Alaska Airlines is adding virtual reality to its in-flight entertainment menu in an experiment aimed at recreating a movie theater experience at 35,000 feet.
The Seattle-based airline has partnered with SkyLights, a French-American immersive-media company, to offer VR headsets and noise-canceling headphones to first-class customers on 10 flights that go between Seattle and Boston, and Boston and San Diego.
The users can watch 2-D and 3-D films such as “Three Billboards Outside Ebbing, Missouri” or “Ready Player One.” They can also click into 360-degree, head-tracking virtual-reality videos.

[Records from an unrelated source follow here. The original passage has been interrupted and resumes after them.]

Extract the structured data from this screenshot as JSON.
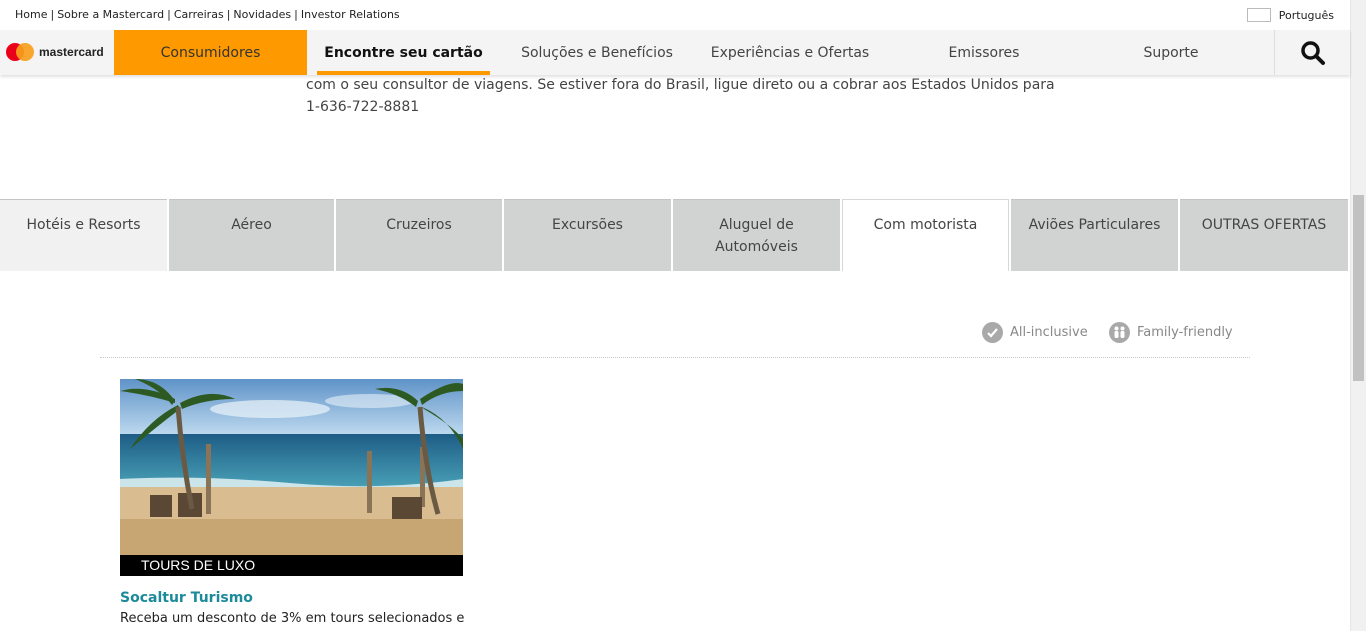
{
  "utility": {
    "links": [
      "Home",
      "Sobre a Mastercard",
      "Carreiras",
      "Novidades",
      "Investor Relations"
    ],
    "language": "Português"
  },
  "brand": {
    "logo_text": "mastercard",
    "colors": {
      "red": "#eb001b",
      "orange": "#f79e1b",
      "accent": "#ff9900",
      "teal": "#1b8a9a"
    }
  },
  "nav": {
    "consumidores": "Consumidores",
    "encontre": "Encontre seu cartão",
    "solucoes": "Soluções e Benefícios",
    "experiencias": "Experiências e Ofertas",
    "emissores": "Emissores",
    "suporte": "Suporte",
    "search_icon": "search-icon"
  },
  "intro": {
    "line1": "com o seu consultor de viagens. Se estiver fora do Brasil, ligue direto ou a cobrar aos Estados Unidos para",
    "line2": "1-636-722-8881"
  },
  "tabs": {
    "hoteis": "Hotéis e Resorts",
    "aereo": "Aéreo",
    "cruzeiros": "Cruzeiros",
    "excursoes": "Excursões",
    "aluguel_1": "Aluguel de",
    "aluguel_2": "Automóveis",
    "motorista": "Com motorista",
    "avioes": "Aviões Particulares",
    "outras": "OUTRAS OFERTAS",
    "selected": "Com motorista"
  },
  "legend": {
    "all_inclusive": "All-inclusive",
    "family_friendly": "Family-friendly"
  },
  "card": {
    "category": "TOURS DE LUXO",
    "title": "Socaltur Turismo",
    "description": "Receba um desconto de 3% em tours selecionados e"
  }
}
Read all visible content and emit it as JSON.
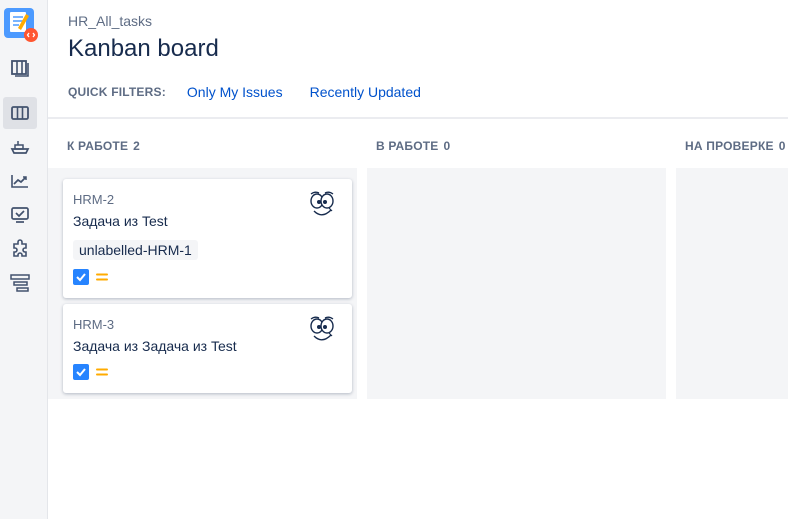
{
  "sidebar": {
    "items": [
      {
        "name": "project-logo-icon"
      },
      {
        "name": "backlog-icon"
      },
      {
        "name": "board-icon",
        "active": true
      },
      {
        "name": "releases-icon"
      },
      {
        "name": "reports-icon"
      },
      {
        "name": "issues-icon"
      },
      {
        "name": "components-icon"
      },
      {
        "name": "settings-icon"
      }
    ]
  },
  "header": {
    "breadcrumb": "HR_All_tasks",
    "title": "Kanban board"
  },
  "quick_filters": {
    "label": "QUICK FILTERS:",
    "filters": [
      "Only My Issues",
      "Recently Updated"
    ]
  },
  "columns": [
    {
      "title": "К РАБОТЕ",
      "count": "2",
      "cards": [
        {
          "key": "HRM-2",
          "summary": "Задача из Test",
          "label": "unlabelled-HRM-1",
          "type_icon": "task-checkbox-icon",
          "priority_icon": "priority-medium-icon"
        },
        {
          "key": "HRM-3",
          "summary": "Задача из Задача из Test",
          "type_icon": "task-checkbox-icon",
          "priority_icon": "priority-medium-icon"
        }
      ]
    },
    {
      "title": "В РАБОТЕ",
      "count": "0",
      "cards": []
    },
    {
      "title": "НА ПРОВЕРКЕ",
      "count": "0",
      "cards": []
    }
  ],
  "colors": {
    "link": "#0052cc",
    "task_type": "#2684ff",
    "priority_medium": "#ffab00",
    "column_bg": "#f4f5f7"
  }
}
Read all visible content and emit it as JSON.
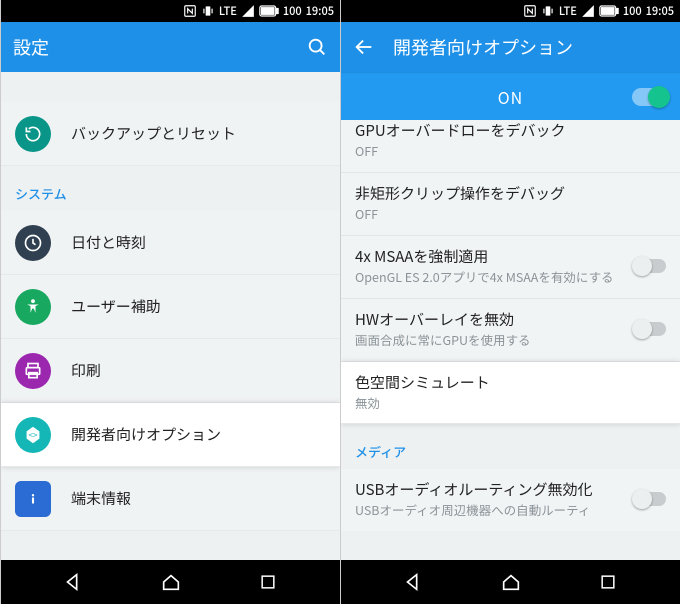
{
  "status": {
    "lte": "LTE",
    "battery": "100",
    "time": "19:05"
  },
  "left": {
    "title": "設定",
    "rows": {
      "backup": "バックアップとリセット",
      "section_system": "システム",
      "datetime": "日付と時刻",
      "accessibility": "ユーザー補助",
      "print": "印刷",
      "devopts": "開発者向けオプション",
      "about": "端末情報"
    }
  },
  "right": {
    "title": "開発者向けオプション",
    "master_switch": "ON",
    "rows": {
      "gpu_overdraw": {
        "t": "GPUオーバードローをデバック",
        "s": "OFF"
      },
      "clip": {
        "t": "非矩形クリップ操作をデバッグ",
        "s": "OFF"
      },
      "msaa": {
        "t": "4x MSAAを強制適用",
        "s": "OpenGL ES 2.0アプリで4x MSAAを有効にする"
      },
      "hw": {
        "t": "HWオーバーレイを無効",
        "s": "画面合成に常にGPUを使用する"
      },
      "color": {
        "t": "色空間シミュレート",
        "s": "無効"
      },
      "section_media": "メディア",
      "usb": {
        "t": "USBオーディオルーティング無効化",
        "s": "USBオーディオ周辺機器への自動ルーティ"
      }
    }
  }
}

SkyLights’ lightweight Allosky VR headsets have been adopted for tryouts on other airlines, ranging from Joon and XL Airways to Lufthansa, but Alaska Airlines’ experiment ranks among the most ambitious yet. It follows months of testing and tweaking by Alaska’s Guest Advisory Board, which includes some of the airline’s most seasoned frequent fliers.

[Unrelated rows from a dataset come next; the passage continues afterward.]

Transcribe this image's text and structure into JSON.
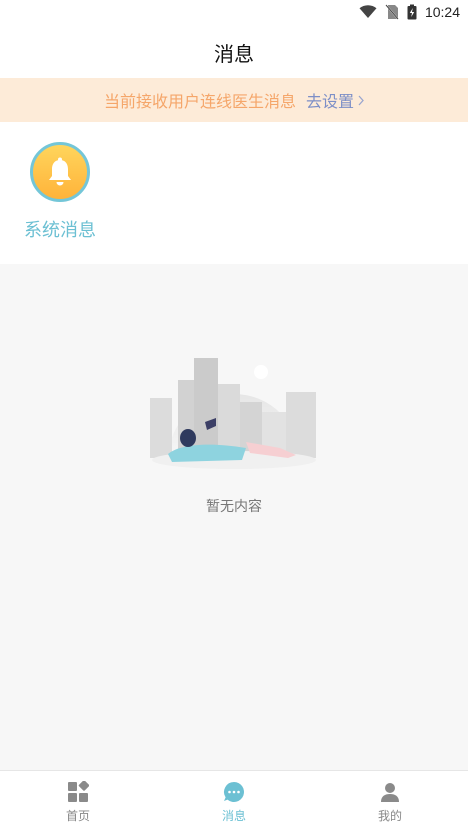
{
  "status_bar": {
    "time": "10:24"
  },
  "header": {
    "title": "消息"
  },
  "banner": {
    "text": "当前接收用户连线医生消息",
    "link": "去设置"
  },
  "system_message": {
    "label": "系统消息"
  },
  "empty_state": {
    "text": "暂无内容"
  },
  "tabs": [
    {
      "label": "首页",
      "icon": "grid-icon",
      "active": false
    },
    {
      "label": "消息",
      "icon": "chat-bubble-icon",
      "active": true
    },
    {
      "label": "我的",
      "icon": "user-icon",
      "active": false
    }
  ],
  "colors": {
    "accent": "#6cc0d3",
    "banner_bg": "#fdebd8",
    "banner_text": "#f5a66a",
    "banner_link": "#7d8fc7"
  }
}
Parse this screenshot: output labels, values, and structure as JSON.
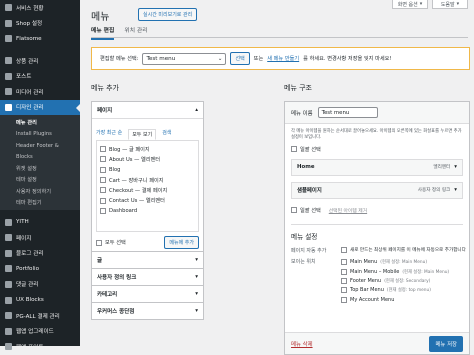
{
  "sidebar": {
    "items": [
      {
        "label": "서비스 현황"
      },
      {
        "label": "Shop 설정"
      },
      {
        "label": "Flatsome"
      },
      {
        "label": "상품 관리"
      },
      {
        "label": "포스트"
      },
      {
        "label": "미디어 관리"
      },
      {
        "label": "디자인 관리"
      }
    ],
    "submenu": [
      {
        "label": "메뉴 관리"
      },
      {
        "label": "Install Plugins"
      },
      {
        "label": "Header Footer &"
      },
      {
        "label": "Blocks"
      },
      {
        "label": "위젯 설정"
      },
      {
        "label": "테마 설정"
      },
      {
        "label": "사용자 정의하기"
      },
      {
        "label": "테마 편집기"
      }
    ],
    "items2": [
      {
        "label": "YITH"
      },
      {
        "label": "페이지"
      },
      {
        "label": "블로그 관리"
      },
      {
        "label": "Portfolio"
      },
      {
        "label": "댓글 관리"
      },
      {
        "label": "UX Blocks"
      },
      {
        "label": "PG-ALL 결제 관리"
      },
      {
        "label": "웹앱 업그레이드"
      },
      {
        "label": "웹앱 포인트"
      }
    ]
  },
  "top": {
    "screen_options": "화면 옵션",
    "help": "도움말"
  },
  "header": {
    "title": "메뉴",
    "live_button": "실시간 미리보기로 관리"
  },
  "tabs": [
    {
      "label": "메뉴 편집"
    },
    {
      "label": "위치 관리"
    }
  ],
  "select_bar": {
    "label": "편집할 메뉴 선택:",
    "selected": "Test menu",
    "select_button": "선택",
    "or_text": "또는",
    "create_link": "새 메뉴 만들기",
    "after_text": "를 하세요. 변경사항 저장을 잊지 마세요!"
  },
  "left": {
    "title": "메뉴 추가",
    "pages": {
      "heading": "페이지",
      "tabs": [
        "가장 최근 순",
        "모두 보기",
        "검색"
      ],
      "items": [
        "Blog — 글 페이지",
        "About Us — 엘리멘터",
        "Blog",
        "Cart — 장바구니 페이지",
        "Checkout — 결제 페이지",
        "Contact Us — 엘리멘터",
        "Dashboard"
      ],
      "select_all": "모두 선택",
      "add_button": "메뉴에 추가"
    },
    "accordions": [
      {
        "label": "글"
      },
      {
        "label": "사용자 정의 링크"
      },
      {
        "label": "카테고리"
      },
      {
        "label": "우커머스 종단점"
      }
    ]
  },
  "right": {
    "title": "메뉴 구조",
    "name_label": "메뉴 이름",
    "name_value": "Test menu",
    "instructions": "각 메뉴 아이템을 원하는 순서대로 끌어놓으세요. 아이템의 오른쪽에 있는 화살표를 누르면 추가 설정이 보입니다.",
    "bulk_select": "일괄 선택",
    "items": [
      {
        "title": "Home",
        "type": "엘리멘터"
      },
      {
        "title": "샘플페이지",
        "type": "사용자 정의 링크"
      }
    ],
    "bulk_select2": "일괄 선택",
    "remove_selected": "선택된 아이템 제거",
    "settings": {
      "title": "메뉴 설정",
      "auto_add_label": "페이지 자동 추가",
      "auto_add_text": "새로 만드는 최상위 페이지를 이 메뉴에 자동으로 추가합니다",
      "display_label": "보이는 위치",
      "locations": [
        {
          "name": "Main Menu",
          "note": "(현재 설정: Main Menu)"
        },
        {
          "name": "Main Menu – Mobile",
          "note": "(현재 설정: Main Menu)"
        },
        {
          "name": "Footer Menu",
          "note": "(현재 설정: Secondary)"
        },
        {
          "name": "Top Bar Menu",
          "note": "(현재 설정: top menu)"
        },
        {
          "name": "My Account Menu",
          "note": ""
        }
      ]
    },
    "delete_link": "메뉴 삭제",
    "save_button": "메뉴 저장"
  },
  "colors": {
    "accent": "#2271b1",
    "sidebar": "#1d2327",
    "highlight": "#f0b849"
  }
}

“I’m really excited to see this technology onboard,” David Scotland, Alaska Airlines’ manager of in-flight entertainment and connectivity, said in a blog posting published today. “I was impressed with SkyLights’ Allosky headset early on, as it’s the smallest, lightest and most stylish-looking headset in the in-flight entertainment market.”
Scotland said the in-flight trials, which began Sunday, would help the airline see how comfortable passengers are with the technology, and help flight attendants gauge the effect on in-flight service. A SkyLights representative will be onboard for each of the flight tests to provide support for passengers and flight attendants.

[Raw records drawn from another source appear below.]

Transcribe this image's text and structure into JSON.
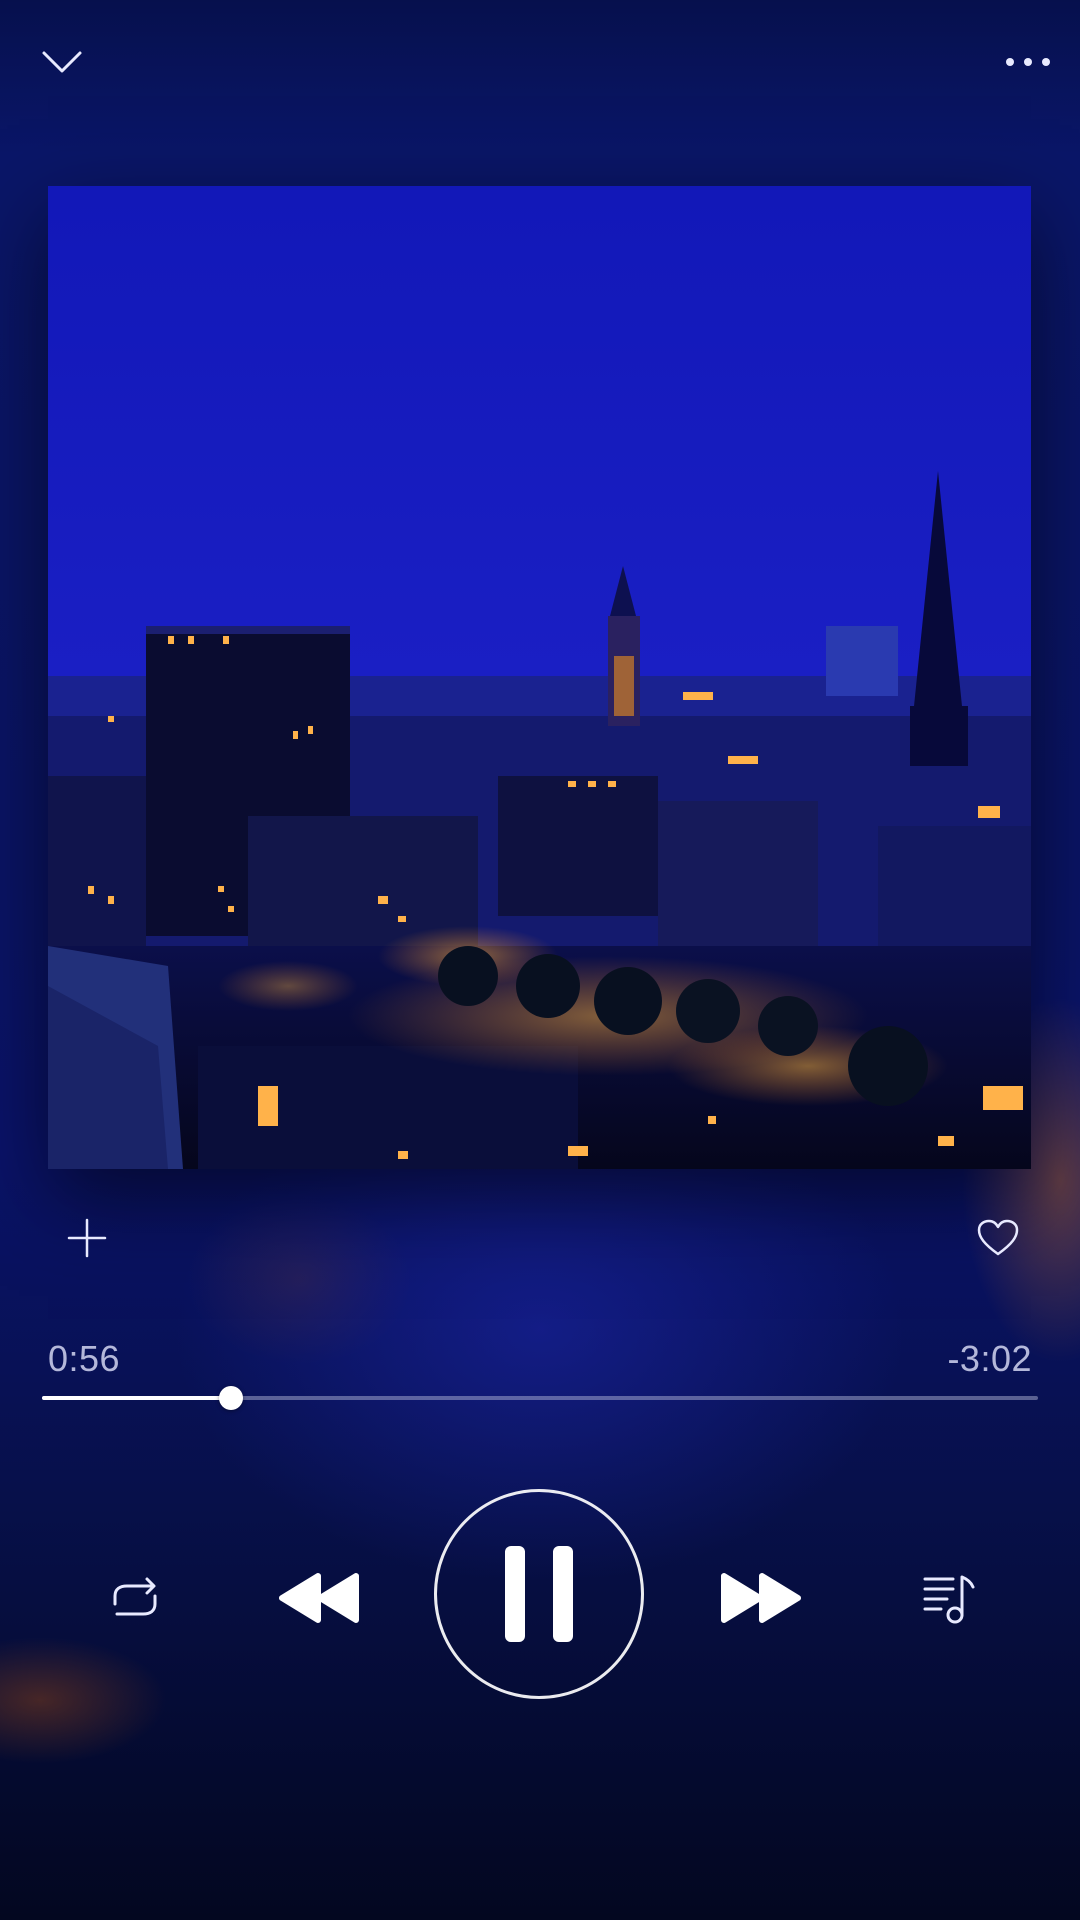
{
  "header": {
    "collapse_icon": "chevron-down-icon",
    "more_icon": "more-horizontal-icon"
  },
  "artwork": {
    "description_icon": "album-art"
  },
  "actions": {
    "add_icon": "plus-icon",
    "like_icon": "heart-icon"
  },
  "playback": {
    "elapsed": "0:56",
    "remaining": "-3:02",
    "progress_fraction": 0.19
  },
  "controls": {
    "repeat_icon": "repeat-icon",
    "previous_icon": "rewind-icon",
    "play_pause_icon": "pause-icon",
    "next_icon": "fast-forward-icon",
    "queue_icon": "playlist-music-icon"
  },
  "colors": {
    "background": "#0a1466",
    "foreground": "#ffffff",
    "track": "#bec3e1"
  }
}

“We’re testing with guests in our first-class cabin as it makes for a nicely contained focus group in the air,” Scotland said. “We’ve made no official commitments to pursuing VR long-term, but this trial will help us shape our future strategy.”
Update for 11:20 a.m. PT Sept. 24: It may seem as if watching VR on a plane combines the worst of two stereotypically barf-inducing experiences. “I get nauseous just thinking about this,” one of my editors, Todd Bishop, says in a tweet. But after an early trial on XL Airways’ flights, 95 percent of the passengers who tried out the headsets reported that they were satisfied with the experience. More than half of the testers said they’d consider buying a headset for their personal use outside the aircraft.
Back then, SkyLights CEO Hamassala David Dicko acknowledged that the trial was conducted with fixed-screen content rather than head-turning VR content. Since then, SkyLights has been careful about the VR that it’s adding to the mix.
Here’s how SkyLights’ Rory Gillies explained they company’s approach in a Facebook posting last month:
“The feeling of nausea [in VR] is caused by the incongruity between signals sent to the brain from visual stimuli and the vestibular system (sense of balance). This can be either caused by content that stimulates the brain to expect acceleration (e.g. a VR roller coaster) or by a lag in the head tracking system.
“To address the former point, we carefully select VR pieces with our content partners, which are short (5-10 m) and have slow pacing as well as minimal camera acceleration and rotation.
“For the latter, we use a VR headset with an imperceptible lead time of less than 20 ms, thus preventing nausea caused by visual lag.
“Before launching VR content, we ran in-flight user tests, in which there were no reports of a passenger that experienced VR sickness.”